In 1926, Antonio Savasta (1874-1959), another important figure in Pirrotta's formation, succeeded Mulé.4 Pirrotta studied composition privately with Savasta after completing his formal studies at the Conservatory and University of Florence,5 and among Savasta's other composition students was Mario Pilati, who-like Marinuzzi and Mulé-was a subject of Pirrotta's music-critical writings for the Palermitan daily L'Ora. Savasta was director of the Conservatory throughout the early to mid-1930s when Pirrotta began his professional activities there as docent in music history and librarian. And he was the institution's chief administrative officer when Pirrotta won the concorso (competition) in 1937 for the positions of titolare (tenured professor) in Storia della música and Bibliotecario, which he assumed in 1938, the year Savasta resigned from the directorship.

During the second decade of the twentieth century, shortly before Pirrotta was to enroll there, the Conservatory of Palermo had a faculty of some thirty, including the "Prof[.j di Organo," "M.° Luigi Amadio," and Pirrotta's predecessor as librarian, Emanuele Paolo Morello.


Having completed the final year of liceo privately during his first year at the Conservatory of Palermo (1924/25) and passed the esame di maturità, Pirrotta was qualified to enter university, and in the fall of 1925 he registered in the Faculty of Letters and Philosophy at the University of Palermo, intending to pursue the doctorate (laurea) in philosophy.6

It was exceptional for a Sicilian to pursue the laurea, let alone anywhere other than in Sicily.7 Pirrotta's decision to enroll in letters and philosophy and pursue the doctorate in philosophy rather than letters was also uncommon; of the 161 students enrolled in letters and philosophy for the academic year 1928/29, 158 were enrolled in letters. …
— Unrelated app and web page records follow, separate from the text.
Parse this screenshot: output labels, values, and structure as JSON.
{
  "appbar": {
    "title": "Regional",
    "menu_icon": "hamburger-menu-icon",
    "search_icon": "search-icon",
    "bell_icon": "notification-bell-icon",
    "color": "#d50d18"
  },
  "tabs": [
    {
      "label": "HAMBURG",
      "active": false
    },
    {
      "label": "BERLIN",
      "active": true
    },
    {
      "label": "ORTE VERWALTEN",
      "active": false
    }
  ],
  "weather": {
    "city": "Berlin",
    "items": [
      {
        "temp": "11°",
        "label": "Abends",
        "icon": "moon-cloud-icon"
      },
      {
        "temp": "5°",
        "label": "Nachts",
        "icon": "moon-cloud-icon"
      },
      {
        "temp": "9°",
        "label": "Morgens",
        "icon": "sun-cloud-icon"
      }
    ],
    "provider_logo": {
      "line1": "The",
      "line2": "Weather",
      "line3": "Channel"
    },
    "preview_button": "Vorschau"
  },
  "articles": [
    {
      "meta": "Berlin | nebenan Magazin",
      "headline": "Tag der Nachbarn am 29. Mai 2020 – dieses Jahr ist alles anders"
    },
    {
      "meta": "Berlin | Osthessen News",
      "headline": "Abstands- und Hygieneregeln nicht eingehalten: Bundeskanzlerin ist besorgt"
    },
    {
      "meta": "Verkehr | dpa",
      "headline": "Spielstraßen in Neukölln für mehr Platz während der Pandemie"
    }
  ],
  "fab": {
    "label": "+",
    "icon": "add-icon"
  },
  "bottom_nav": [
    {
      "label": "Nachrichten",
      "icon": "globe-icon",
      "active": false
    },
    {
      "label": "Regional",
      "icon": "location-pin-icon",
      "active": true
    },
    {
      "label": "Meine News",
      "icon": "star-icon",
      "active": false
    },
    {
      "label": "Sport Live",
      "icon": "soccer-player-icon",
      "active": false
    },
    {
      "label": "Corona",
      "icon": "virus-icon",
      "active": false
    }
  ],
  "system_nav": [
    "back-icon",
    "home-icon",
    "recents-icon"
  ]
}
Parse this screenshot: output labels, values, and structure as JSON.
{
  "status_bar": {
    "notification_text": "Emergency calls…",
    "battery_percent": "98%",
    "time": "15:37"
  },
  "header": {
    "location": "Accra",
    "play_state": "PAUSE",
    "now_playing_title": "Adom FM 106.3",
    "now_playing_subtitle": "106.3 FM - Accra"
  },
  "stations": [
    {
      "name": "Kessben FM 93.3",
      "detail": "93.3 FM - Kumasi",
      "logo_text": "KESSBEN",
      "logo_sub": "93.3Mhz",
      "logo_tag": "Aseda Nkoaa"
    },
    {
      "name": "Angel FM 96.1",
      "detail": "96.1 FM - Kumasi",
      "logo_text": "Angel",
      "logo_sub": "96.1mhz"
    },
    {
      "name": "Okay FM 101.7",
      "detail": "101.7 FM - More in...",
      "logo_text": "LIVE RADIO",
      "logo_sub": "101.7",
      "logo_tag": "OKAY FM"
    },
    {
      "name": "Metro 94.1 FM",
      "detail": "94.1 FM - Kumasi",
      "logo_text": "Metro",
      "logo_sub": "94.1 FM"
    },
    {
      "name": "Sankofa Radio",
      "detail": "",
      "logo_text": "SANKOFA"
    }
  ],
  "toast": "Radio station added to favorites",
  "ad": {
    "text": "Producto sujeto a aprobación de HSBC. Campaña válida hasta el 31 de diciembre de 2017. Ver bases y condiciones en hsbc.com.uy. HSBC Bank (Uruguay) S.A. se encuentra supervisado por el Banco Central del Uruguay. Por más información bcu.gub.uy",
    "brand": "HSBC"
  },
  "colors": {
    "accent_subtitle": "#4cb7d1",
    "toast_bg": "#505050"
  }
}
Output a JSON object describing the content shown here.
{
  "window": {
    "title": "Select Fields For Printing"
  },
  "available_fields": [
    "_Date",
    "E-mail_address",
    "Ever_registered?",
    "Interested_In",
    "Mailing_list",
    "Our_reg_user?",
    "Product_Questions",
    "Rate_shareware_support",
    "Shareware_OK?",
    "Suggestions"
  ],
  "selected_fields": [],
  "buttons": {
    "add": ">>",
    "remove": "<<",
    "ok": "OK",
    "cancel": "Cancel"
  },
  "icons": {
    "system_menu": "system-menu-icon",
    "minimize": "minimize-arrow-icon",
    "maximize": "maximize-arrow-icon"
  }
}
Search by... Author
Show... All Results Primary Sources Peer-reviewed


An unknown error has occurred. Please click the button below to reload the page. If the problem persists, please try again in a little while.